* Directions *
Please retype each record exactly as it stands below.

* Excerpted records *
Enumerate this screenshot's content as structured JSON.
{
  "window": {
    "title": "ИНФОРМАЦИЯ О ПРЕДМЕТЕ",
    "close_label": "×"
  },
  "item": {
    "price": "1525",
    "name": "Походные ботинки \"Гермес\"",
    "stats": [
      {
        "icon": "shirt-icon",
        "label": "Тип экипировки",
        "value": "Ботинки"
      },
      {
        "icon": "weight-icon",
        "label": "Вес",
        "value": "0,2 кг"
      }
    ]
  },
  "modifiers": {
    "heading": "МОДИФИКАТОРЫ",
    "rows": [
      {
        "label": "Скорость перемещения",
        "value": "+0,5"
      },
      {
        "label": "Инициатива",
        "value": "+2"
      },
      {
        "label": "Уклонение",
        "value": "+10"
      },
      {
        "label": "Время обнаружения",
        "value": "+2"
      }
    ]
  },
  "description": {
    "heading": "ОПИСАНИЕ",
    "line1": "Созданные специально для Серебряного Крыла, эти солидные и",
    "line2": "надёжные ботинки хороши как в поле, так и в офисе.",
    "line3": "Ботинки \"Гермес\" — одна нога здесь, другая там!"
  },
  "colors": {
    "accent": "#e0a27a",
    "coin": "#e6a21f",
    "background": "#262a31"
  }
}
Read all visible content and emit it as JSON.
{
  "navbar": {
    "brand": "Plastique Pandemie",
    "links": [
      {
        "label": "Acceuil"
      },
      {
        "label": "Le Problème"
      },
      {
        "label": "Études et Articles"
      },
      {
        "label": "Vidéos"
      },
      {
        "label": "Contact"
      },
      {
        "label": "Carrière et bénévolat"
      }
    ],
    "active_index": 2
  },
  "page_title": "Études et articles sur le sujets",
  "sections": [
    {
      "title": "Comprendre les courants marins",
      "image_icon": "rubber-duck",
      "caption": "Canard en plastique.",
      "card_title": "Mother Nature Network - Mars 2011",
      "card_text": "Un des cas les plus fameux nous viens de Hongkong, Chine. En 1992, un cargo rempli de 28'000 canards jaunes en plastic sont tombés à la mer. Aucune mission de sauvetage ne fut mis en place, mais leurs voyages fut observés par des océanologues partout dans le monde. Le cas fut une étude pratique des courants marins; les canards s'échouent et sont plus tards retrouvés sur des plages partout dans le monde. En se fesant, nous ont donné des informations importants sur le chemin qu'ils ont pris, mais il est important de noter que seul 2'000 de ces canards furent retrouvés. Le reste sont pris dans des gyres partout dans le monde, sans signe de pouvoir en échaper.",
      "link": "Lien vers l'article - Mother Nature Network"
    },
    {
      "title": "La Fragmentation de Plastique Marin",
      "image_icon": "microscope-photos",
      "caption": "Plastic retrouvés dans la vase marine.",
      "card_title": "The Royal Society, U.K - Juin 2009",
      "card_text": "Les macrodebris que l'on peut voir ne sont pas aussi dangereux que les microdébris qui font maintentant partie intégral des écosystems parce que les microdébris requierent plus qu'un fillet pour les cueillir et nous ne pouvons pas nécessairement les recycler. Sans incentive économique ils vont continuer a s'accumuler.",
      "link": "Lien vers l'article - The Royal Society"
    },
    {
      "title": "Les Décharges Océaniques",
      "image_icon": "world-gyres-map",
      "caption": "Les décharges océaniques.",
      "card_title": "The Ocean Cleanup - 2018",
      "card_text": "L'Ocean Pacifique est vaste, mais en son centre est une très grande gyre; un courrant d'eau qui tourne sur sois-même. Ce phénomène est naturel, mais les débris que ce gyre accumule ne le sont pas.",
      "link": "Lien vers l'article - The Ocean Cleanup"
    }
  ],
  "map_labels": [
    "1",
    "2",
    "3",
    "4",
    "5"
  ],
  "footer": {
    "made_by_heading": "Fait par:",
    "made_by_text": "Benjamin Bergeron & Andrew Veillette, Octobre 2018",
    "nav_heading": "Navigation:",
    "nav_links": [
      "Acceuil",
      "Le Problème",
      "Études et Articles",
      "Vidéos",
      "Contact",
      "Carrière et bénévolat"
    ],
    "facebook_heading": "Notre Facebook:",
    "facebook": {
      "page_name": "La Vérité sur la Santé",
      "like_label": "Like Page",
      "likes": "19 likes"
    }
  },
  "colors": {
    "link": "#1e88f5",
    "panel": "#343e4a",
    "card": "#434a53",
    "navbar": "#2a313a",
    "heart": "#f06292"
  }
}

* Exercise solution *
Enumerate this screenshot's content as structured JSON.
{
  "window": {
    "title": "ИНФОРМАЦИЯ О ПРЕДМЕТЕ",
    "close_label": "×"
  },
  "item": {
    "price": "1525",
    "name": "Походные ботинки \"Гермес\"",
    "stats": [
      {
        "icon": "shirt-icon",
        "label": "Тип экипировки",
        "value": "Ботинки"
      },
      {
        "icon": "weight-icon",
        "label": "Вес",
        "value": "0,2 кг"
      }
    ]
  },
  "modifiers": {
    "heading": "МОДИФИКАТОРЫ",
    "rows": [
      {
        "label": "Скорость перемещения",
        "value": "+0,5"
      },
      {
        "label": "Инициатива",
        "value": "+2"
      },
      {
        "label": "Уклонение",
        "value": "+10"
      },
      {
        "label": "Время обнаружения",
        "value": "+2"
      }
    ]
  },
  "description": {
    "heading": "ОПИСАНИЕ",
    "line1": "Созданные специально для Серебряного Крыла, эти солидные и",
    "line2": "надёжные ботинки хороши как в поле, так и в офисе.",
    "line3": "Ботинки \"Гермес\" — одна нога здесь, другая там!"
  },
  "colors": {
    "accent": "#e0a27a",
    "coin": "#e6a21f",
    "background": "#262a31"
  }
}
Read all visible content and emit it as JSON.
{
  "navbar": {
    "brand": "Plastique Pandemie",
    "links": [
      {
        "label": "Acceuil"
      },
      {
        "label": "Le Problème"
      },
      {
        "label": "Études et Articles"
      },
      {
        "label": "Vidéos"
      },
      {
        "label": "Contact"
      },
      {
        "label": "Carrière et bénévolat"
      }
    ],
    "active_index": 2
  },
  "page_title": "Études et articles sur le sujets",
  "sections": [
    {
      "title": "Comprendre les courants marins",
      "image_icon": "rubber-duck",
      "caption": "Canard en plastique.",
      "card_title": "Mother Nature Network - Mars 2011",
      "card_text": "Un des cas les plus fameux nous viens de Hongkong, Chine. En 1992, un cargo rempli de 28'000 canards jaunes en plastic sont tombés à la mer. Aucune mission de sauvetage ne fut mis en place, mais leurs voyages fut observés par des océanologues partout dans le monde. Le cas fut une étude pratique des courants marins; les canards s'échouent et sont plus tards retrouvés sur des plages partout dans le monde. En se fesant, nous ont donné des informations importants sur le chemin qu'ils ont pris, mais il est important de noter que seul 2'000 de ces canards furent retrouvés. Le reste sont pris dans des gyres partout dans le monde, sans signe de pouvoir en échaper.",
      "link": "Lien vers l'article - Mother Nature Network"
    },
    {
      "title": "La Fragmentation de Plastique Marin",
      "image_icon": "microscope-photos",
      "caption": "Plastic retrouvés dans la vase marine.",
      "card_title": "The Royal Society, U.K - Juin 2009",
      "card_text": "Les macrodebris que l'on peut voir ne sont pas aussi dangereux que les microdébris qui font maintentant partie intégral des écosystems parce que les microdébris requierent plus qu'un fillet pour les cueillir et nous ne pouvons pas nécessairement les recycler. Sans incentive économique ils vont continuer a s'accumuler.",
      "link": "Lien vers l'article - The Royal Society"
    },
    {
      "title": "Les Décharges Océaniques",
      "image_icon": "world-gyres-map",
      "caption": "Les décharges océaniques.",
      "card_title": "The Ocean Cleanup - 2018",
      "card_text": "L'Ocean Pacifique est vaste, mais en son centre est une très grande gyre; un courrant d'eau qui tourne sur sois-même. Ce phénomène est naturel, mais les débris que ce gyre accumule ne le sont pas.",
      "link": "Lien vers l'article - The Ocean Cleanup"
    }
  ],
  "map_labels": [
    "1",
    "2",
    "3",
    "4",
    "5"
  ],
  "footer": {
    "made_by_heading": "Fait par:",
    "made_by_text": "Benjamin Bergeron & Andrew Veillette, Octobre 2018",
    "nav_heading": "Navigation:",
    "nav_links": [
      "Acceuil",
      "Le Problème",
      "Études et Articles",
      "Vidéos",
      "Contact",
      "Carrière et bénévolat"
    ],
    "facebook_heading": "Notre Facebook:",
    "facebook": {
      "page_name": "La Vérité sur la Santé",
      "like_label": "Like Page",
      "likes": "19 likes"
    }
  },
  "colors": {
    "link": "#1e88f5",
    "panel": "#343e4a",
    "card": "#434a53",
    "navbar": "#2a313a",
    "heart": "#f06292"
  }
}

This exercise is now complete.